Introduction to Statistics (MAT/SST 115.03 2008S)

R notes for Activity 7-5


Exercise 7-5.f

Preliminaries

This exercise asks you to create a variety of histograms. Interestingly, different software packages make very different choices as to where to put the breaks in histograms. For example, the book shows a histogram in which the first subinterval has a midpoint of 0. Many packages start the first subinterval at 0, putting the break at the subinterval size.

R's hist lets you control where the breaks fall. However, this means that you have to specify a vector of breaks. Fortunately, the seq function makes it easy to build that vector.

As you found with R's dot plots, you may need to generate the axes with a separate command. In general, your command to create a histogram will look something like the following:

hist(vector,
  breaks=seq(from=min,to=max,by=step)
  axes=FALSE,
  main="Title"
  xlab="Label of X Axis"
  ylab="Label of Y Axis"
)
axis(1, seq(from=min,to=max,by=step))
axis(2, seq(from=min,to=max,by=step))

The Activity

To complete this part of the activity, you'll need to start by reading in the data.

Diabetes = read.csv("/home/rebelsky/Stats115/Data/Diabetes.csv")

To get the histogram shown on p. 127, you would use

hist(Diabetes$AgeAtDiagnosis,
  breaks=seq(from=-2.5,to=92.5,by=5),
  axes=FALSE,
  main="Diabetes Diagnoses",
  xlab="Age of Diabetes Diagnosis",
  ylab="Number of People"
)
axis(1, seq(from=0,to=90,by=5))
axis(2, seq(from=0,to=70,by=10))

If, however, you think that the first bar should include the values 0, 1, 2, 3, and 4 (and perhaps even 5), rather than just 0, 1, and 2 (after all, who has a negative age), you might use

hist(Diabetes$AgeAtDiagnosis,
  breaks=seq(from=0,to=90,by=5),
  axes=FALSE,
  main="Diabetes Diagnoses",
  xlab="Age of Diabetes Diagnosis",
  ylab="Number of People"
) 
axis(1, seq(from=0,to=90,by=5))
axis(2, seq(from=0,to=70,by=10))

Notice, however, that this slight shift in subintervals can have a significant effect on how we look at the data. Compare, for example, the lower end of the graph in each case.

The book then asks us to decrease the number of subintervals to 10. To acheive that result, we want to make each of size 10. We would therefore use

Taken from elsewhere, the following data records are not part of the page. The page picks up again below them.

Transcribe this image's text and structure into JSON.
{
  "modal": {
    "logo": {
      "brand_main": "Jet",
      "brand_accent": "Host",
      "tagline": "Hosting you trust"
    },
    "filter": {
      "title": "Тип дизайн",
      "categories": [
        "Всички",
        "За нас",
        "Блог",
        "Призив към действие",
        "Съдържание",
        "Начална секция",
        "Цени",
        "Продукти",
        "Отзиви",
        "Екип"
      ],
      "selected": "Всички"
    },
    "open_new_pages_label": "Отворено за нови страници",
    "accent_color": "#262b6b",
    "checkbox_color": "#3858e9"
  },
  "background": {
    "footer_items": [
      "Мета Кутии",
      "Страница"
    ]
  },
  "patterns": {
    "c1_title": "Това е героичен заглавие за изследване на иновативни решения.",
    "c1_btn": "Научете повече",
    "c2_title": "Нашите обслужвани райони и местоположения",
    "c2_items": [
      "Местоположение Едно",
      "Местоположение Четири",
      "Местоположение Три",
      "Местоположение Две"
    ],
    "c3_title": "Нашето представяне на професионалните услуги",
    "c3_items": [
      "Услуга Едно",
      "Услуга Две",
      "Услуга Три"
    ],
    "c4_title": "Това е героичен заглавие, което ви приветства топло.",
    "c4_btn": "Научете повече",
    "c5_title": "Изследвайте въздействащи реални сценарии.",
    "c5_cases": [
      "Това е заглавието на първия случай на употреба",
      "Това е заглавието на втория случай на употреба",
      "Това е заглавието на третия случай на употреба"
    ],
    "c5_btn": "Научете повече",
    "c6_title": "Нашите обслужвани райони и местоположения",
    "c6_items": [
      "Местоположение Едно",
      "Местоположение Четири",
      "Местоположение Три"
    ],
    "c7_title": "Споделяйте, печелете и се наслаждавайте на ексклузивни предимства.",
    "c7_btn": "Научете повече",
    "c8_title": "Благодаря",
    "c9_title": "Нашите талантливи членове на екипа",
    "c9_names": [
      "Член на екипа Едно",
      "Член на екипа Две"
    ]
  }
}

hist(Diabetes$AgeAtDiagnosis,
  breaks=seq(from=-5,to=95,by=10),
  axes=FALSE,
  main="Diabetes Diagnoses",
  xlab="Age of Diabetes Diagnosis",
  ylab="Number of People"
)
axis(1, seq(from=0,to=90,by=10))
axis(2, seq(from=0,to=130,by=10))

The book next asks us to decrease the number of subintervals to 5. In this case, we want to make each of size about 20 or so.

hist(Diabetes$AgeAtDiagnosis,
  breaks=seq(from=-10,to=90,by=20),
  axes=FALSE,
  main="Diabetes Diagnoses",
  xlab="Age of Diabetes Diagnosis",
  ylab="Number of People"
)
axis(1, seq(from=0,to=90,by=20))
axis(2, seq(from=0,to=200,by=10))

Finally, the book asks us increase the number of subintervals to 30. The size of each should be 3. Let's start at -1.5 (so that the first subinterval is centerd at 1).

hist(Diabetes$AgeAtDiagnosis,
  breaks=seq(from=-1.5,to=90,by=3),
  axes=FALSE,
  main="Diabetes Diagnoses",
  xlab="Age of Diabetes Diagnosis",
  ylab="Number of People"
)
axis(1, seq(from=0,to=90,by=3))
axis(2, seq(from=0,to=50,by=10))

After you have completed this exercise, you should review the commands you copied and pasted to see how they differed, and use those differences to help you understand R's hist function.

Creative Commons License

Samuel A. Rebelsky, rebelsky@grinnell.edu

Copyright (c) 2007-8 Samuel A. Rebelsky.

This work is licensed under a Creative Commons Attribution-NonCommercial 2.5 License. To view a copy of this license, visit http://creativecommons.org/licenses/by-nc/2.5/ or send a letter to Creative Commons, 543 Howard Street, 5th Floor, San Francisco, California, 94105, USA.